Who Does the Government Want to Raise Your Children?

Staff Writer, R. Patrick Chapman
Government / Parental Rights 

The purpose of this policy statement is to provide recommendations from the U.S. Departments of Health and Human Services (HHS) and Education (ED) on systematically engaging families in their children’s development, learning, and wellness, across early childhood and elementary education settings. 
Families are children’s first and most important teachers, advocates, and nurturers. Strong family engagement is central- not supplemental-- to promoting children’s healthy development and wellness, including social-emotional and behavioral development; preparing children for school; seamlessly transitioning them to kindergarten; and supporting academic achievement in elementary school and beyond. Research indicates that families’ engagement in children’s learning and development can impact lifelong health, developmental, and academic outcomes. When families and the institutions where children learn partner in meaningful ways, children have more positive attitudes toward school, stay in school longer, have better attendance, and experience more school success. 
Both Departments recognize the critical role of family engagement in children’s success in the early and elementary education systems. As such, both agencies have developed research-based family engagement frameworks to guide the development of effective family engagement policies and practices: HHS’ Head Start Parent, Family, and Community Engagement Framework and ED’s Dual Capacity Building Framework for Family-School Partnerships. This policy statement identifies common principles from the frameworks that drive effective family engagement across the prenatal to age eight continuum, and inform recommendations to local and State early childhood and elementary education systems. 
It is the position of the Departments that all early childhood programs and schools recognize families as equal partners in improving children’s development, learning and wellness across all settings, and over the course of their children’s developmental and educational experiences. This joint HHS-ED statement aims to advance this goal by: 
1. Reviewing the research base that supports effective family engagement in children’s learning, development, and wellness; 
2. Identifying core principles of effective family engagement practices from HHS’ and ED’s frameworks to drive successful policy and program development; 
3. Providing recommendations to States, LEAs, schools, and community-based early childhood programs to implement effective family engagement; and 
4. Highlighting resources for States, LEAs, schools, and early childhood programs to build capacity to effectively partner with families.
1 The term “family” is used to include all the people who play a role in a child’s life and interact with a child’s early childhood program or school. This may include fathers, mothers, grandparents, foster parents, formal and informal guardians, and siblings, among others.
Among others? Do you mean government interference in the raising of someone's child? Identifying core principles is an Agenda 21 principle. So what types of "effective family engagement practices from HHS’ and ED’s frameworks to drive successful policy and program development" are we discussing here?

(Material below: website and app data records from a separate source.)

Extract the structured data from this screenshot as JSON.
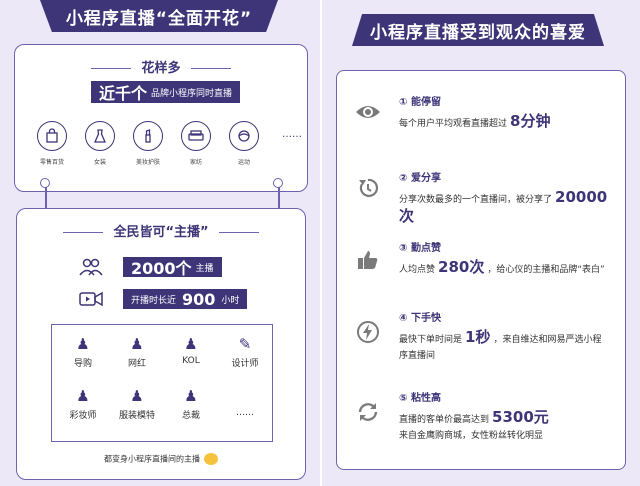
{
  "left": {
    "banner": "小程序直播“全面开花”",
    "card1": {
      "title": "花样多",
      "highlight_big": "近千个",
      "highlight_text": "品牌小程序同时直播",
      "categories": [
        {
          "icon": "shopping-bag-icon",
          "label": "零售百货"
        },
        {
          "icon": "dress-icon",
          "label": "女装"
        },
        {
          "icon": "lipstick-icon",
          "label": "美妆护肤"
        },
        {
          "icon": "sofa-icon",
          "label": "家纺"
        },
        {
          "icon": "sport-icon",
          "label": "运动"
        }
      ],
      "more": "……"
    },
    "card2": {
      "title": "全民皆可“主播”",
      "stat1_big": "2000个",
      "stat1_text": "主播",
      "stat2_pre": "开播时长近",
      "stat2_big": "900",
      "stat2_text": "小时",
      "roles": [
        {
          "icon": "guide-icon",
          "label": "导购"
        },
        {
          "icon": "influencer-icon",
          "label": "网红"
        },
        {
          "icon": "kol-icon",
          "label": "KOL"
        },
        {
          "icon": "designer-icon",
          "label": "设计师"
        },
        {
          "icon": "makeup-artist-icon",
          "label": "彩妆师"
        },
        {
          "icon": "model-icon",
          "label": "服装模特"
        },
        {
          "icon": "ceo-icon",
          "label": "总裁"
        }
      ],
      "more": "……",
      "footer": "都变身小程序直播间的主播"
    }
  },
  "right": {
    "banner": "小程序直播受到观众的喜爱",
    "features": [
      {
        "icon": "eye-icon",
        "title": "① 能停留",
        "desc_pre": "每个用户平均观看直播超过",
        "num": "8分钟",
        "desc_post": ""
      },
      {
        "icon": "share-icon",
        "title": "② 爱分享",
        "desc_pre": "分享次数最多的一个直播间，被分享了",
        "num": "20000次",
        "desc_post": ""
      },
      {
        "icon": "thumbs-up-icon",
        "title": "③ 勤点赞",
        "desc_pre": "人均点赞",
        "num": "280次",
        "desc_post": "，给心仪的主播和品牌“表白”"
      },
      {
        "icon": "lightning-icon",
        "title": "④ 下手快",
        "desc_pre": "最快下单时间是",
        "num": "1秒",
        "desc_post": "，来自维达和网易严选小程序直播间"
      },
      {
        "icon": "refresh-icon",
        "title": "⑤ 粘性高",
        "desc_pre": "直播的客单价最高达到",
        "num": "5300元",
        "desc_post": "来自金鹰购商城，女性粉丝转化明显"
      }
    ]
  }
}
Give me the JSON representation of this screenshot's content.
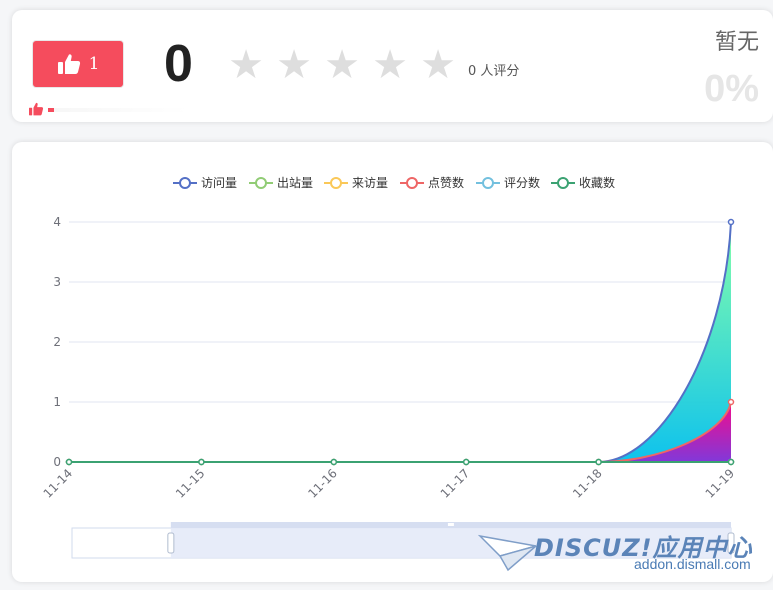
{
  "rating": {
    "like_count": "1",
    "score": "0",
    "stars": [
      "★",
      "★",
      "★",
      "★",
      "★"
    ],
    "rating_count_text": "0 人评分",
    "status_text": "暂无",
    "percent_text": "0%",
    "accent_color": "#f54c5d"
  },
  "chart_data": {
    "type": "line",
    "categories": [
      "11-14",
      "11-15",
      "11-16",
      "11-17",
      "11-18",
      "11-19"
    ],
    "ylim": [
      0,
      4
    ],
    "yticks": [
      0,
      1,
      2,
      3,
      4
    ],
    "grid": true,
    "legend_placement": "top-center",
    "smooth": true,
    "series": [
      {
        "name": "访问量",
        "values": [
          0,
          0,
          0,
          0,
          0,
          4
        ],
        "color": "#5470c6",
        "area": [
          "#80ffa5",
          "#01bfec"
        ]
      },
      {
        "name": "出站量",
        "values": [
          0,
          0,
          0,
          0,
          0,
          0
        ],
        "color": "#91cc75"
      },
      {
        "name": "来访量",
        "values": [
          0,
          0,
          0,
          0,
          0,
          0
        ],
        "color": "#fac858"
      },
      {
        "name": "点赞数",
        "values": [
          0,
          0,
          0,
          0,
          0,
          1
        ],
        "color": "#ee6666",
        "area": [
          "#ff0087",
          "#8731d8"
        ]
      },
      {
        "name": "评分数",
        "values": [
          0,
          0,
          0,
          0,
          0,
          0
        ],
        "color": "#73c0de"
      },
      {
        "name": "收藏数",
        "values": [
          0,
          0,
          0,
          0,
          0,
          0
        ],
        "color": "#3ba272"
      }
    ],
    "data_zoom": {
      "start": 0.15,
      "end": 1.0
    }
  },
  "watermark": {
    "brand": "DISCUZ!应用中心",
    "url": "addon.dismall.com"
  }
}
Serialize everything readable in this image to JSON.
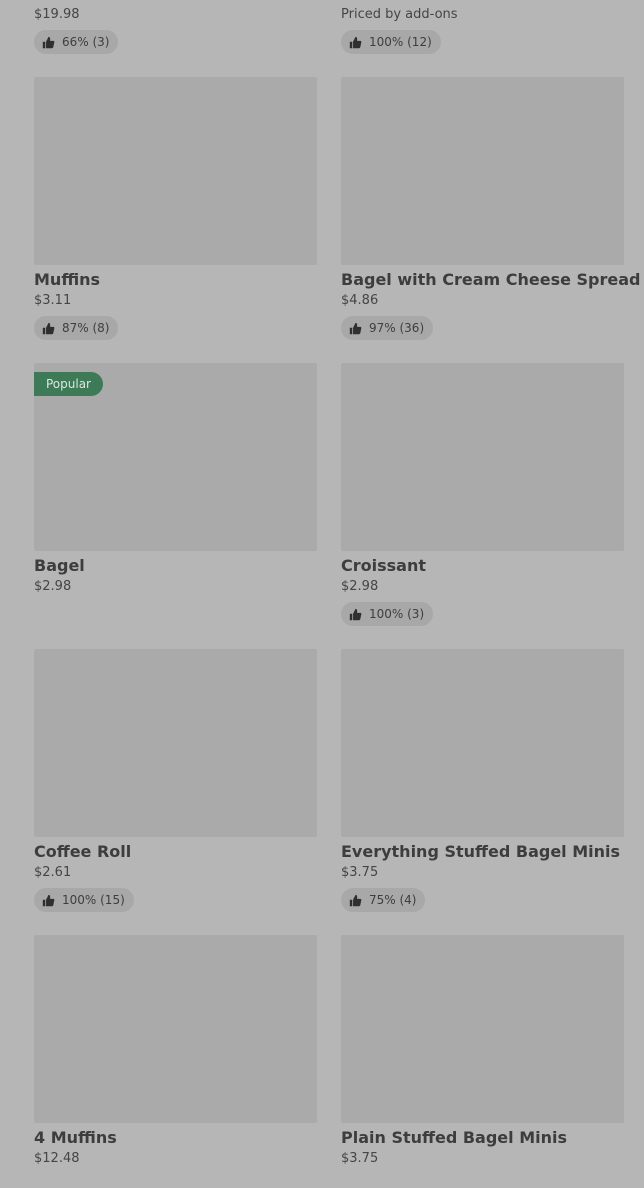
{
  "partial_row": [
    {
      "price": "$19.98",
      "rating": "66% (3)"
    },
    {
      "price": "Priced by add-ons",
      "rating": "100% (12)"
    }
  ],
  "items": [
    {
      "name": "Muffins",
      "price": "$3.11",
      "rating": "87% (8)",
      "badge": ""
    },
    {
      "name": "Bagel with Cream Cheese Spread",
      "price": "$4.86",
      "rating": "97% (36)",
      "badge": ""
    },
    {
      "name": "Bagel",
      "price": "$2.98",
      "rating": "",
      "badge": "Popular"
    },
    {
      "name": "Croissant",
      "price": "$2.98",
      "rating": "100% (3)",
      "badge": ""
    },
    {
      "name": "Coffee Roll",
      "price": "$2.61",
      "rating": "100% (15)",
      "badge": ""
    },
    {
      "name": "Everything Stuffed Bagel Minis",
      "price": "$3.75",
      "rating": "75% (4)",
      "badge": ""
    },
    {
      "name": "4 Muffins",
      "price": "$12.48",
      "rating": "",
      "badge": ""
    },
    {
      "name": "Plain Stuffed Bagel Minis",
      "price": "$3.75",
      "rating": "",
      "badge": ""
    }
  ],
  "icons": {
    "rating": "thumbs-up-icon"
  },
  "colors": {
    "badge_bg": "#3e7a57",
    "overlay": "#b6b6b6",
    "thumb": "#aaaaaa"
  }
}
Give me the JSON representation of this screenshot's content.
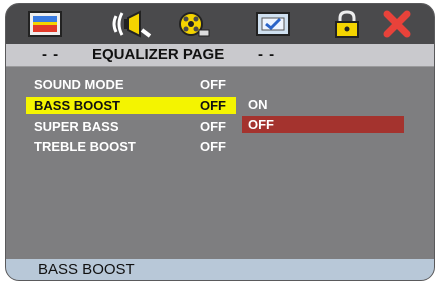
{
  "toolbar": {
    "icons": [
      "general-setup-icon",
      "audio-setup-icon",
      "video-setup-icon",
      "preference-icon",
      "password-icon",
      "exit-icon"
    ]
  },
  "title": {
    "dash_left": "- -",
    "text": "EQUALIZER PAGE",
    "dash_right": "- -"
  },
  "menu": {
    "items": [
      {
        "label": "SOUND MODE",
        "value": "OFF"
      },
      {
        "label": "BASS BOOST",
        "value": "OFF"
      },
      {
        "label": "SUPER BASS",
        "value": "OFF"
      },
      {
        "label": "TREBLE BOOST",
        "value": "OFF"
      }
    ],
    "selected_index": 1
  },
  "submenu": {
    "options": [
      "ON",
      "OFF"
    ],
    "selected_index": 1
  },
  "status": {
    "text": "BASS BOOST"
  },
  "colors": {
    "highlight": "#f4f400",
    "option_highlight": "#a4332e",
    "panel": "#7e7e80"
  }
}
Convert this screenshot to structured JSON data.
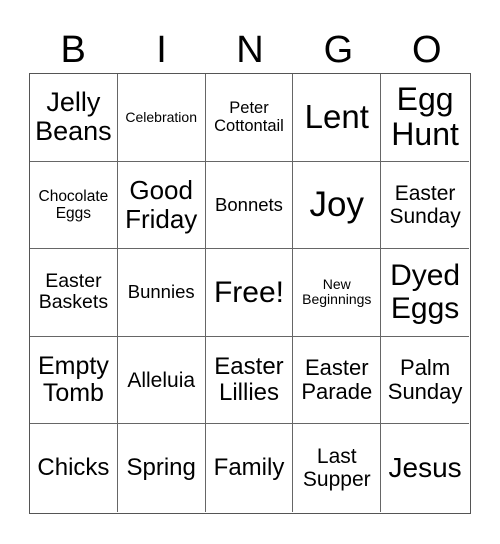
{
  "title_letters": [
    "B",
    "I",
    "N",
    "G",
    "O"
  ],
  "grid": [
    [
      {
        "text": "Jelly Beans",
        "lines": [
          "Jelly",
          "Beans"
        ],
        "size": 27
      },
      {
        "text": "Celebration",
        "lines": [
          "Celebration"
        ],
        "size": 14
      },
      {
        "text": "Peter Cottontail",
        "lines": [
          "Peter",
          "Cottontail"
        ],
        "size": 16.5
      },
      {
        "text": "Lent",
        "lines": [
          "Lent"
        ],
        "size": 33
      },
      {
        "text": "Egg Hunt",
        "lines": [
          "Egg",
          "Hunt"
        ],
        "size": 32
      }
    ],
    [
      {
        "text": "Chocolate Eggs",
        "lines": [
          "Chocolate",
          "Eggs"
        ],
        "size": 15.5
      },
      {
        "text": "Good Friday",
        "lines": [
          "Good",
          "Friday"
        ],
        "size": 26
      },
      {
        "text": "Bonnets",
        "lines": [
          "Bonnets"
        ],
        "size": 18.5
      },
      {
        "text": "Joy",
        "lines": [
          "Joy"
        ],
        "size": 35
      },
      {
        "text": "Easter Sunday",
        "lines": [
          "Easter",
          "Sunday"
        ],
        "size": 21
      }
    ],
    [
      {
        "text": "Easter Baskets",
        "lines": [
          "Easter",
          "Baskets"
        ],
        "size": 19.5
      },
      {
        "text": "Bunnies",
        "lines": [
          "Bunnies"
        ],
        "size": 18.5
      },
      {
        "text": "Free!",
        "lines": [
          "Free!"
        ],
        "size": 30
      },
      {
        "text": "New Beginnings",
        "lines": [
          "New",
          "Beginnings"
        ],
        "size": 14
      },
      {
        "text": "Dyed Eggs",
        "lines": [
          "Dyed",
          "Eggs"
        ],
        "size": 30
      }
    ],
    [
      {
        "text": "Empty Tomb",
        "lines": [
          "Empty",
          "Tomb"
        ],
        "size": 25
      },
      {
        "text": "Alleluia",
        "lines": [
          "Alleluia"
        ],
        "size": 21
      },
      {
        "text": "Easter Lillies",
        "lines": [
          "Easter",
          "Lillies"
        ],
        "size": 24
      },
      {
        "text": "Easter Parade",
        "lines": [
          "Easter",
          "Parade"
        ],
        "size": 22
      },
      {
        "text": "Palm Sunday",
        "lines": [
          "Palm",
          "Sunday"
        ],
        "size": 22
      }
    ],
    [
      {
        "text": "Chicks",
        "lines": [
          "Chicks"
        ],
        "size": 24
      },
      {
        "text": "Spring",
        "lines": [
          "Spring"
        ],
        "size": 24
      },
      {
        "text": "Family",
        "lines": [
          "Family"
        ],
        "size": 24
      },
      {
        "text": "Last Supper",
        "lines": [
          "Last",
          "Supper"
        ],
        "size": 21
      },
      {
        "text": "Jesus",
        "lines": [
          "Jesus"
        ],
        "size": 28
      }
    ]
  ]
}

The agenda to confuse children about their gender and sexuality? Teach kids to masturbate at the age of 9? Or, how about getting the next generation to hate vehicles, carbon, and humans? 

Inquiring minds would like to know.

Be sure to read the draft in its entirety.

Source: DHHS, Dept of Education